═════ Available data ═════

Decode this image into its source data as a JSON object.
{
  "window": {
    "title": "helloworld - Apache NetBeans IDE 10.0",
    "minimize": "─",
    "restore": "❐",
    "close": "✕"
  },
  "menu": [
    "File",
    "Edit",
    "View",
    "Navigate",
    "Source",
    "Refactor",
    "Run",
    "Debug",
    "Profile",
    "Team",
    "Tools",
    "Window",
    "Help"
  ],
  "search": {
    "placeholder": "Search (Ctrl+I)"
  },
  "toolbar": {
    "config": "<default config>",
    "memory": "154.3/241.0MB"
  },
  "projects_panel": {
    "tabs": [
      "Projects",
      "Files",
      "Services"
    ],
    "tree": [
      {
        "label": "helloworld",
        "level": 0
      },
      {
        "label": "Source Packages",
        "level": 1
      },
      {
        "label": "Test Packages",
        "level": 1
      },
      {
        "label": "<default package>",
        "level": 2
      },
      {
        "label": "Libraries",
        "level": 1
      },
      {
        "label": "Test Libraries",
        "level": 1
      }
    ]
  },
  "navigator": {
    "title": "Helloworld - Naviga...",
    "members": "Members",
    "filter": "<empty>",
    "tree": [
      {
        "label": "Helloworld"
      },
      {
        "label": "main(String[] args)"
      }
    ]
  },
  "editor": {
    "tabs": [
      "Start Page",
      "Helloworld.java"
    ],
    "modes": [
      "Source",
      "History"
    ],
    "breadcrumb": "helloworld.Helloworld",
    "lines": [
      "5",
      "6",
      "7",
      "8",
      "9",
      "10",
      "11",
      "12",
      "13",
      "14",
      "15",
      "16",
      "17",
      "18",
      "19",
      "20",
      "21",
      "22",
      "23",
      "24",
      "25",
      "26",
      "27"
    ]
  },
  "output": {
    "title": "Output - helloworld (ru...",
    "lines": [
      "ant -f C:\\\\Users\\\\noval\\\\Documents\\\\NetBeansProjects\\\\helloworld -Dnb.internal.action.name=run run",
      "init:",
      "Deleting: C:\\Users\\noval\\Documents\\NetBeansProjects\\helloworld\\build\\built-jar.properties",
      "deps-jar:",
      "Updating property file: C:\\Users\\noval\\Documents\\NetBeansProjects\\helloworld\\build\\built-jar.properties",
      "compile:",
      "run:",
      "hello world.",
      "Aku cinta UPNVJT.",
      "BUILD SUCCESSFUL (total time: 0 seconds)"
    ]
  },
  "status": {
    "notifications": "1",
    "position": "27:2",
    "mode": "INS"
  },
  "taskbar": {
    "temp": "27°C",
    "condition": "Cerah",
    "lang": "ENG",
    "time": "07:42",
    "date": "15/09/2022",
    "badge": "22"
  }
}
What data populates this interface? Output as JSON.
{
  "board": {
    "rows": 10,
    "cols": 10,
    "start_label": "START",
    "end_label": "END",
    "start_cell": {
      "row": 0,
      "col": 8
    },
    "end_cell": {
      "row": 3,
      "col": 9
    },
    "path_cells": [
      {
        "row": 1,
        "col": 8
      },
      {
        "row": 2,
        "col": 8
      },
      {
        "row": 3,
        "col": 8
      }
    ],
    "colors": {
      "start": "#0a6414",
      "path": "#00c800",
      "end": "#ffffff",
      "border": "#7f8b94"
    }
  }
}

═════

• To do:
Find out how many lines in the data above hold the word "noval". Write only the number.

• Problem solution:
3